§ **Brief**:
Below are some records; return all of them exactly as they are.

* * *

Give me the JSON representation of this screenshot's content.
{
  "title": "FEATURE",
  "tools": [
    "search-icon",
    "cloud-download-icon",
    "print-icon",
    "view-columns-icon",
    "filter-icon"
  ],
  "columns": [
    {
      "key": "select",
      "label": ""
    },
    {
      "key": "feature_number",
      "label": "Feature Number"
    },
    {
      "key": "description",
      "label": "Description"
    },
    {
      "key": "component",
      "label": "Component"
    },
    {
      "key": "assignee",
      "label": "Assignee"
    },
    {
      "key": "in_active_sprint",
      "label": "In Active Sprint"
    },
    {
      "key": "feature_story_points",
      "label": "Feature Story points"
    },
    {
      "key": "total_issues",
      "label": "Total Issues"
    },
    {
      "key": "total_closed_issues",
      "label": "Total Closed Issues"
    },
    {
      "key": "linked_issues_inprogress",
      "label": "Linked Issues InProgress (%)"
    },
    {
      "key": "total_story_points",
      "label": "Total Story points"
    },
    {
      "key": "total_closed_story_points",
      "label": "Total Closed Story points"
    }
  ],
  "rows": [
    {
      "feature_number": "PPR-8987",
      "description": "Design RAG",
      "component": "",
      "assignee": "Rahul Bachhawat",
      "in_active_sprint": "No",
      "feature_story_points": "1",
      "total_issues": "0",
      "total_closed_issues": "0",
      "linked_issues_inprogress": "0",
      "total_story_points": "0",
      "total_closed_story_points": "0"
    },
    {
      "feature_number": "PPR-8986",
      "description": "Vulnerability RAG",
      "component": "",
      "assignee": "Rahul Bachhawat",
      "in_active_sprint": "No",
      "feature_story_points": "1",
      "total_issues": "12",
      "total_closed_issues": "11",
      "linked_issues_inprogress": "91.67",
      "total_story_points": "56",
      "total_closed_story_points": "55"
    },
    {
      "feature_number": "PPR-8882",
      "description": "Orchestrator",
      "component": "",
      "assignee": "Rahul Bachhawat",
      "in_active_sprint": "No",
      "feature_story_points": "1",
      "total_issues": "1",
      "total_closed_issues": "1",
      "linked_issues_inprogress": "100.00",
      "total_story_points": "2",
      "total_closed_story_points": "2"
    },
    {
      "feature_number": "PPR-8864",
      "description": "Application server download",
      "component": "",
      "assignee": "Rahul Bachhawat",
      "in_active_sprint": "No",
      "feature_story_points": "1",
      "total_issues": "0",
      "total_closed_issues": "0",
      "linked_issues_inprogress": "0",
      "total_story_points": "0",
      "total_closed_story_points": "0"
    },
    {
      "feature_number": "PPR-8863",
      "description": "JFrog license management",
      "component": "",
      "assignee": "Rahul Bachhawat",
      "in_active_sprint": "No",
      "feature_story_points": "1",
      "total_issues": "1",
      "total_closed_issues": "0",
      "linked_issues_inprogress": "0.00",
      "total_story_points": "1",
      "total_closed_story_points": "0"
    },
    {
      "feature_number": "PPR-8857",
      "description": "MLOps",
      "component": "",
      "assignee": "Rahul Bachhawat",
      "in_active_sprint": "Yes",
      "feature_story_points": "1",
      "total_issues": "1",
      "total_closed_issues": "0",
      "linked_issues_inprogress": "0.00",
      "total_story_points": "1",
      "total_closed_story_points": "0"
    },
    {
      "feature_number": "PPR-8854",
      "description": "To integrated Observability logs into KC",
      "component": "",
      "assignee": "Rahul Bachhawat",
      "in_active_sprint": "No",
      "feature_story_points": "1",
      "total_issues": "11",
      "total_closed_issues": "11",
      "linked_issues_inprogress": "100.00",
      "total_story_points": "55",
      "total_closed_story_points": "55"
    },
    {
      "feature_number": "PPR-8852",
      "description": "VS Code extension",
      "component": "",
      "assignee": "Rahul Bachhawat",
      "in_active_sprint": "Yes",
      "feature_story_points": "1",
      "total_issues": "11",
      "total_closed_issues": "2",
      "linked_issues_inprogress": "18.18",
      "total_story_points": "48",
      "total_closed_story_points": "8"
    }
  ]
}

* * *

§ **Answer for this exercise**:
Give me the JSON representation of this screenshot's content.
{
  "title": "FEATURE",
  "tools": [
    "search-icon",
    "cloud-download-icon",
    "print-icon",
    "view-columns-icon",
    "filter-icon"
  ],
  "columns": [
    {
      "key": "select",
      "label": ""
    },
    {
      "key": "feature_number",
      "label": "Feature Number"
    },
    {
      "key": "description",
      "label": "Description"
    },
    {
      "key": "component",
      "label": "Component"
    },
    {
      "key": "assignee",
      "label": "Assignee"
    },
    {
      "key": "in_active_sprint",
      "label": "In Active Sprint"
    },
    {
      "key": "feature_story_points",
      "label": "Feature Story points"
    },
    {
      "key": "total_issues",
      "label": "Total Issues"
    },
    {
      "key": "total_closed_issues",
      "label": "Total Closed Issues"
    },
    {
      "key": "linked_issues_inprogress",
      "label": "Linked Issues InProgress (%)"
    },
    {
      "key": "total_story_points",
      "label": "Total Story points"
    },
    {
      "key": "total_closed_story_points",
      "label": "Total Closed Story points"
    }
  ],
  "rows": [
    {
      "feature_number": "PPR-8987",
      "description": "Design RAG",
      "component": "",
      "assignee": "Rahul Bachhawat",
      "in_active_sprint": "No",
      "feature_story_points": "1",
      "total_issues": "0",
      "total_closed_issues": "0",
      "linked_issues_inprogress": "0",
      "total_story_points": "0",
      "total_closed_story_points": "0"
    },
    {
      "feature_number": "PPR-8986",
      "description": "Vulnerability RAG",
      "component": "",
      "assignee": "Rahul Bachhawat",
      "in_active_sprint": "No",
      "feature_story_points": "1",
      "total_issues": "12",
      "total_closed_issues": "11",
      "linked_issues_inprogress": "91.67",
      "total_story_points": "56",
      "total_closed_story_points": "55"
    },
    {
      "feature_number": "PPR-8882",
      "description": "Orchestrator",
      "component": "",
      "assignee": "Rahul Bachhawat",
      "in_active_sprint": "No",
      "feature_story_points": "1",
      "total_issues": "1",
      "total_closed_issues": "1",
      "linked_issues_inprogress": "100.00",
      "total_story_points": "2",
      "total_closed_story_points": "2"
    },
    {
      "feature_number": "PPR-8864",
      "description": "Application server download",
      "component": "",
      "assignee": "Rahul Bachhawat",
      "in_active_sprint": "No",
      "feature_story_points": "1",
      "total_issues": "0",
      "total_closed_issues": "0",
      "linked_issues_inprogress": "0",
      "total_story_points": "0",
      "total_closed_story_points": "0"
    },
    {
      "feature_number": "PPR-8863",
      "description": "JFrog license management",
      "component": "",
      "assignee": "Rahul Bachhawat",
      "in_active_sprint": "No",
      "feature_story_points": "1",
      "total_issues": "1",
      "total_closed_issues": "0",
      "linked_issues_inprogress": "0.00",
      "total_story_points": "1",
      "total_closed_story_points": "0"
    },
    {
      "feature_number": "PPR-8857",
      "description": "MLOps",
      "component": "",
      "assignee": "Rahul Bachhawat",
      "in_active_sprint": "Yes",
      "feature_story_points": "1",
      "total_issues": "1",
      "total_closed_issues": "0",
      "linked_issues_inprogress": "0.00",
      "total_story_points": "1",
      "total_closed_story_points": "0"
    },
    {
      "feature_number": "PPR-8854",
      "description": "To integrated Observability logs into KC",
      "component": "",
      "assignee": "Rahul Bachhawat",
      "in_active_sprint": "No",
      "feature_story_points": "1",
      "total_issues": "11",
      "total_closed_issues": "11",
      "linked_issues_inprogress": "100.00",
      "total_story_points": "55",
      "total_closed_story_points": "55"
    },
    {
      "feature_number": "PPR-8852",
      "description": "VS Code extension",
      "component": "",
      "assignee": "Rahul Bachhawat",
      "in_active_sprint": "Yes",
      "feature_story_points": "1",
      "total_issues": "11",
      "total_closed_issues": "2",
      "linked_issues_inprogress": "18.18",
      "total_story_points": "48",
      "total_closed_story_points": "8"
    }
  ]
}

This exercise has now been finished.